Reversing polarity (not for a motor)

Discussion in 'The Projects Forum' started by ppenumbra, Jun 16, 2013.

  1. ppenumbra

    Thread Starter New Member

    Jun 16, 2013
    3
    0
    Hi,

    I'm fairly new to electronics - software engineer by trade. I get the basic parts, but have no experience with circuit design or such.

    I picked up a neat WWII era wind speed and direction gauge set with the intention of wiring it to Internet buoy data with an Arduino. The wind speed was easy to manage using PWM. The wind direction gauge is pretty interesting. It uses 3 electromagnets to move the needle. Each magnet corresponds to a pin on the back of the gauge - A, B and C. Each pin has three states, positive, negative and disconnected.
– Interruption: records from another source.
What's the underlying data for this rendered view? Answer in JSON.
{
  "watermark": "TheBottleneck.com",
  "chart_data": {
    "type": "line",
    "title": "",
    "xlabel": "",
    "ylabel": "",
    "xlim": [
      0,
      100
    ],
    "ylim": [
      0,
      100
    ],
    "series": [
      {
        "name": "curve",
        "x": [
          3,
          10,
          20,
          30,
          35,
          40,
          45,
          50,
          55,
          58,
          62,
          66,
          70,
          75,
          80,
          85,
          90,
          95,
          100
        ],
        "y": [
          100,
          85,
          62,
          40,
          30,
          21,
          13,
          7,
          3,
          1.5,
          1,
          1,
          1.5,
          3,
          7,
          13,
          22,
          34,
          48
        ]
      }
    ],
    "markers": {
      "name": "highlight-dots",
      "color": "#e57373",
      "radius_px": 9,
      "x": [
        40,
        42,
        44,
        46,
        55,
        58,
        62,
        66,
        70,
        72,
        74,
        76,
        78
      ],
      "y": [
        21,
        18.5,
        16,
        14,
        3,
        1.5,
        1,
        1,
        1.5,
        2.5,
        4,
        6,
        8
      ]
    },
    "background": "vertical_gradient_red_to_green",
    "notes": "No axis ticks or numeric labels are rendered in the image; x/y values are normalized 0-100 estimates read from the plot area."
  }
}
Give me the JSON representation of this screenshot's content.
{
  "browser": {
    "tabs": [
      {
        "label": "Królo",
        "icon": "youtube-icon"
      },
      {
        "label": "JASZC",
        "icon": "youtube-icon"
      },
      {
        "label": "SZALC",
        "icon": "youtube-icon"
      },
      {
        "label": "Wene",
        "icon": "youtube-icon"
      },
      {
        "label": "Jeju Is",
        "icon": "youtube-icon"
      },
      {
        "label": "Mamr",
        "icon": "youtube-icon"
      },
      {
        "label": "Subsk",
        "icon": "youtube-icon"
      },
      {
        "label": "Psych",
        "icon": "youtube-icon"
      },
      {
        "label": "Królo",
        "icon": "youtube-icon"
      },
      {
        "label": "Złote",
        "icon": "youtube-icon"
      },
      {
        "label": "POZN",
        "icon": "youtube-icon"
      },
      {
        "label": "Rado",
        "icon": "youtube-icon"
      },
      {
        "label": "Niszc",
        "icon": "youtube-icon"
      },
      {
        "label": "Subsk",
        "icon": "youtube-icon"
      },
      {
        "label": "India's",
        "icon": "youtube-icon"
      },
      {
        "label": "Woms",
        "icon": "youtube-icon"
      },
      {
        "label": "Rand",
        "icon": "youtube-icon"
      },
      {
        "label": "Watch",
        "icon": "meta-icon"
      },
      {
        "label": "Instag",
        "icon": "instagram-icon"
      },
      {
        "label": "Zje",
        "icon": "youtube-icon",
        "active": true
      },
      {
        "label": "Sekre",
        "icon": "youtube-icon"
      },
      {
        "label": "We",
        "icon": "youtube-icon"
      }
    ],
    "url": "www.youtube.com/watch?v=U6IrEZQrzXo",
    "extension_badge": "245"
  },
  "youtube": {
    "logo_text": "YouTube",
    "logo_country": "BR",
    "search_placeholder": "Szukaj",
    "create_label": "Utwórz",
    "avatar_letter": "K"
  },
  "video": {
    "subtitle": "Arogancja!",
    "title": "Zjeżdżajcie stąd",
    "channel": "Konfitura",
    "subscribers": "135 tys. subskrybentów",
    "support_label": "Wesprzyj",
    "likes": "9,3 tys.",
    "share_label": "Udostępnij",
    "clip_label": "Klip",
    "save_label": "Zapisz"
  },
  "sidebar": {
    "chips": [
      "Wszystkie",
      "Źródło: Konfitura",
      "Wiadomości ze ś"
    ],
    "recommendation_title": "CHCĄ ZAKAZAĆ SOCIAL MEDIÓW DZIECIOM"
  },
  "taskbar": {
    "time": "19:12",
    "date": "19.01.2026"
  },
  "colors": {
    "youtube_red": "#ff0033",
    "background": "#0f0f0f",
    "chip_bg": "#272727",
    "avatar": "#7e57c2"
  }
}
    I documented the settings for the gauge and researched what I thought to be the best way to wire it up. It seems to reverse the polarity, an H bridge is the most popular method for motors. I "designed" (using the term loosely) a basic H bridge with 3 legs to support my idea.

    To prove it out, I made the first two legs and kept the C pin as negative. It all seemed to work properly. However, today I added the gates for the C pin and everything has gone haywire. I keep getting a short circuit somewhere (USB warnings on my laptop of power usage, strange results indicating stray voltage on the gauge, etc.).

    I was hoping someone could have a look at my circuit and suggest whether I've messed up my breadboard or the circuit design. The Arduino seems to perform correctly, as does the gauge.

    Here's a poorly drawn diagram. Any suggestions, tips or thoughts would be greatly appreciated.

    https://www.circuitlab.com/circuit/ma5qm7/wind-direction/

    Thanks,
    P
     
  2. wayneh

    Expert

    Sep 9, 2010
    12,145
    3,055
    Here's the circuit.

    [​IMG]
     
    Metalmann likes this.
  3. sq-aristo

    New Member

    Jun 1, 2013
    20
    1
    Is there a common wire of any kind to the gauge? To me it looks like you have to have at least one magnet positive and one negative or no current will flow
     
Loading...